Stages of Midlife Crisis: Both men and women go through the same stages during a midlife crisis:
·         Shock
·         Denial
·         Depression
·         Anger
·         Acceptance
Some will process through these stages smoothly. Some will go back and forth between stages until they work their way through the crisis. Anyone who goes through a midlife crisis is experiencing an internal change that will have either a positive outcome or negative outcome. – learn a new trade, play a new game, utilize the time better and metamorphose into a better human being with a renewed sense of adventure and improved awareness of physical and mental fitness.

How to manage the mid-life crisis: So why is it that more often than not, that exhaustion and achievement go hand in hand. But a burn-out is no symptom of success; it's our body's way of telling us to slow down. A short quick fix like an Ayurvedic / Chinese / Korean medicine may seem like a good solution, but in order to get to the root of the problem, some fundamental change in life are required and that takes time. I would suggest a holistic life style modification:
1. Get all the sleep you need – at least a full seven to eight hours of sleep and midday nap may do wonders.
2. Eat good and healthy food and eat in time.
3. Skip the caffeine - If you're feeling anxious, stressed, or burned out, coffee isn't your long term fix. Rather, opt for something that offers a long term solution, such as exercise or meditation, to help you feel energized and awake. 
4. Get (and stay) active - There's no better mood-booster and stress-reducer than movement. Exercise has been shown to protect memory and thinking skills.
5. Take comfort in silence - Meditation really works.  It reduces stress, boosts immunity, improves sleep, and, possibly, increases happiness.
6. Do things that make you happy - Starve your ego and feed the soul. Just because something brings you a sense of achievement, it does not necessarily mean that it will fill you with joy.
7. Listen to your intuition, your gut feeling - If you're feeling tired, take a nap. If you're in need of a vacation, go on a trip. If something doesn't feel quite right, look into it.
8. Spice up your routine life with adventure now and then - challenge yourself to do something completely new at least once a week. New experiences open your mind to new ways of thinking and perceiving, making you happier. 

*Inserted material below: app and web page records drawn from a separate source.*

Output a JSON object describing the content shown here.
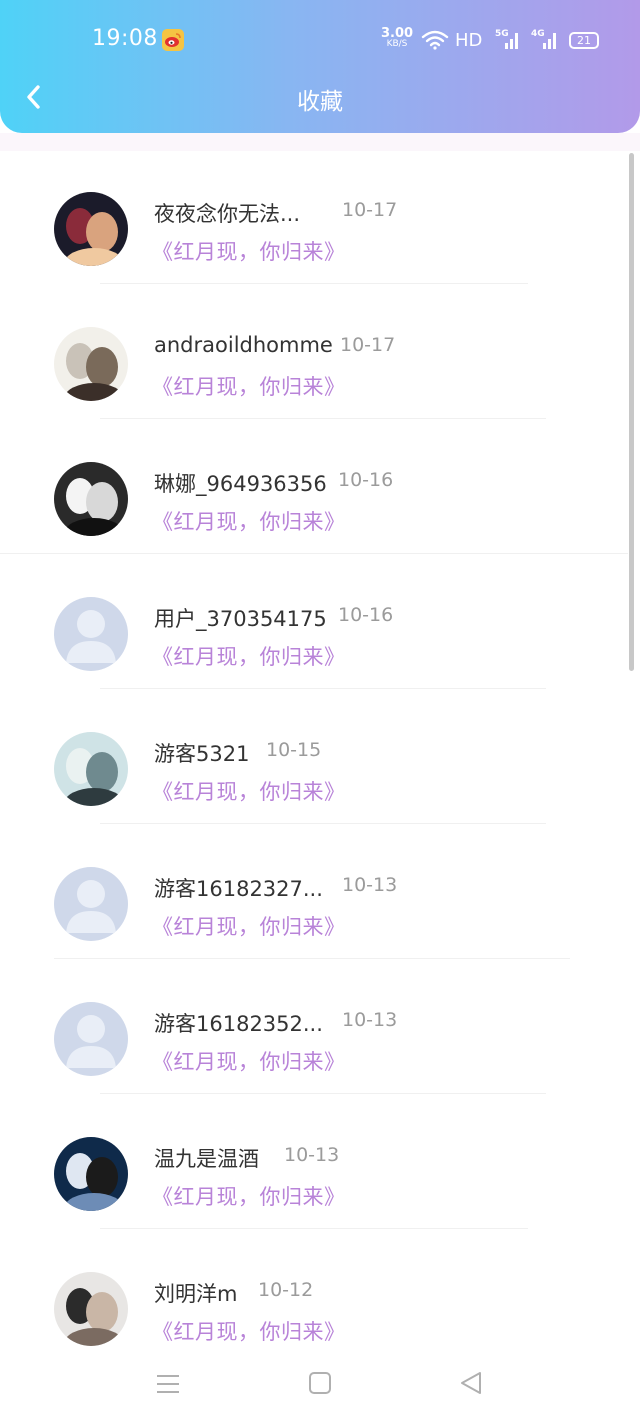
{
  "status": {
    "time": "19:08",
    "speed_value": "3.00",
    "speed_unit": "KB/S",
    "hd": "HD",
    "net1": "5G",
    "net2": "4G",
    "battery": "21"
  },
  "header": {
    "title": "收藏"
  },
  "items": [
    {
      "name": "夜夜念你无法...",
      "date": "10-17",
      "book": "《红月现，你归来》",
      "avatar": "photo-couple"
    },
    {
      "name": "andraoildhomme",
      "date": "10-17",
      "book": "《红月现，你归来》",
      "avatar": "photo-cat"
    },
    {
      "name": "琳娜_964936356",
      "date": "10-16",
      "book": "《红月现，你归来》",
      "avatar": "photo-dog"
    },
    {
      "name": "用户_370354175",
      "date": "10-16",
      "book": "《红月现，你归来》",
      "avatar": "default"
    },
    {
      "name": "游客5321",
      "date": "10-15",
      "book": "《红月现，你归来》",
      "avatar": "photo-poster"
    },
    {
      "name": "游客16182327...",
      "date": "10-13",
      "book": "《红月现，你归来》",
      "avatar": "default"
    },
    {
      "name": "游客16182352...",
      "date": "10-13",
      "book": "《红月现，你归来》",
      "avatar": "default"
    },
    {
      "name": "温九是温酒",
      "date": "10-13",
      "book": "《红月现，你归来》",
      "avatar": "photo-costume"
    },
    {
      "name": "刘明洋m",
      "date": "10-12",
      "book": "《红月现，你归来》",
      "avatar": "photo-pair"
    }
  ],
  "colors": {
    "header_gradient_start": "#4fd2f7",
    "header_gradient_end": "#b29ae9",
    "book_title": "#b883d8",
    "date": "#9b9b9b"
  }
}
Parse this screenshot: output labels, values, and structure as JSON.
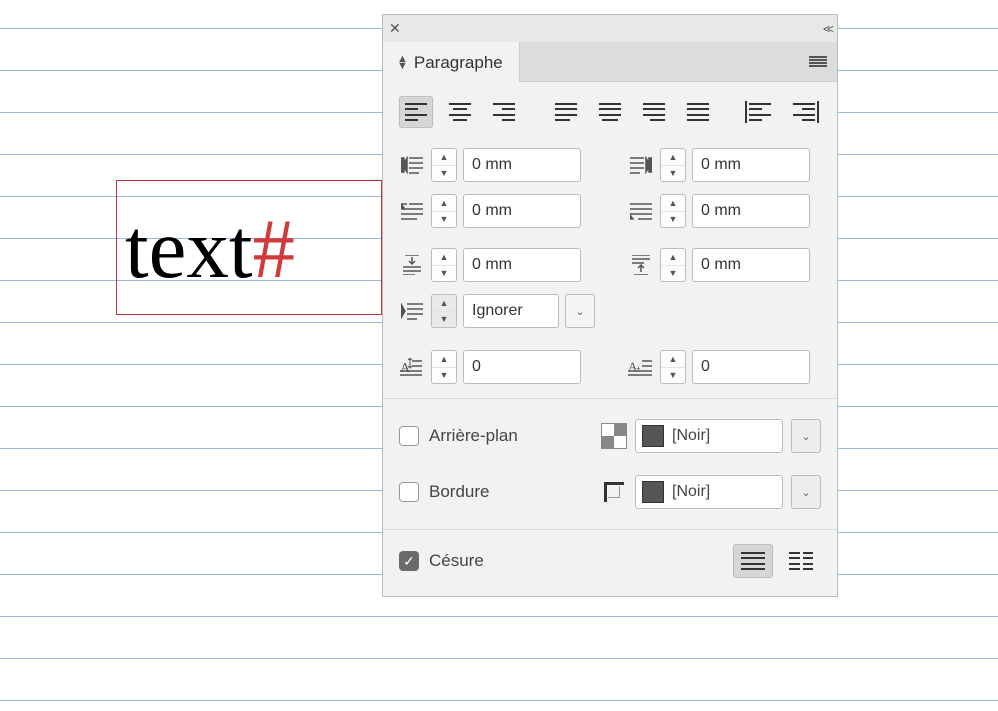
{
  "canvas": {
    "text": "text",
    "marker": "#"
  },
  "panel": {
    "tab_label": "Paragraphe",
    "indent_left": "0 mm",
    "indent_right": "0 mm",
    "first_line": "0 mm",
    "last_line": "0 mm",
    "space_before": "0 mm",
    "space_after": "0 mm",
    "span_mode": "Ignorer",
    "dropcap_lines": "0",
    "dropcap_chars": "0",
    "bg_label": "Arrière-plan",
    "bg_color": "[Noir]",
    "border_label": "Bordure",
    "border_color": "[Noir]",
    "hyphen_label": "Césure"
  }
}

9. Surround yourself with positivity and surround yourself with positive thinking people of all ages. Consider the value they add to your life and well-being. People who are mindful of their relationships tend to be more confident in their judgment. 
10. Take the time to learn something new – This invariably makes us happy and keeps your brain sharp and young. 
11. Keep a journal – It will relieve stress, boost comprehension, spark creativity, build confidence, and encourage you to accomplish your goals.

Midlife crisis is an emotionally uncomfortable period that men and women go through between the age of 35 and 55. For most it is a time to question priorities and adjusting their lifestyle to fit better with their emotional needs. With proper planning we can surely tide over this phase and get prepared for a brighter second innings.